Sometimes I muse, “If I were a money manager, how would I invest?” Knowing that governments can be bought, and that governments are essentially power-vendors selling their wares wholesale, I imagine that I would invest in firms with strong ties to government. Buy when they seek government attention (and have the means to get it), sell before they mess up. Based on the available data, I’m relatively confident in this as a long-term strategy. Of course, I could never do this for a living. I can’t think of a more morally crushing career than profiting from the good fortune of firms I despise.
Books like “The Big Short” both strengthen my convictions and cast doubt on them. Given a grossly imperfect market, such as those for bonds, calamity is basically inevitable, as feedback loops try to work out inefficiencies. I loved reading that the big firms had retreated into bonds because the stock market had grown too competitive for them. They couldn’t take the heat. They should have bitten the dust.
But they were the ones who ultimately decided the course of the bailout, precisely because of their size. They bought power at wholesale prices from the state. They made out like bandits, just like I would expect them to.
And yet, for the most part, their stocks have remained low. The market might still be rife with structural inefficiencies, but slowly, slowly, it is learning. It knows these firms shouldn’t be trusted.

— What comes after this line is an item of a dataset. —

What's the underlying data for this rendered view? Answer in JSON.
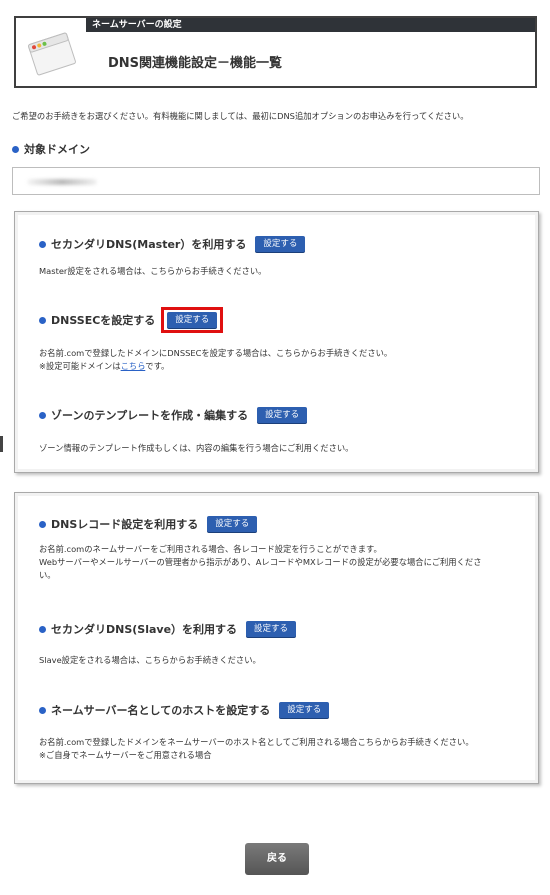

In essence, “The Big Short” has only affirmed what I already believed: that only by making markets more efficient can we really affect change. Government’s incentives to perform are awful and perverse, as are those of large firms in inefficient markets. No supervisor, bureaucrat, or regulator will save us from the idiocy of the powerful. Only our own ingenuity can do that.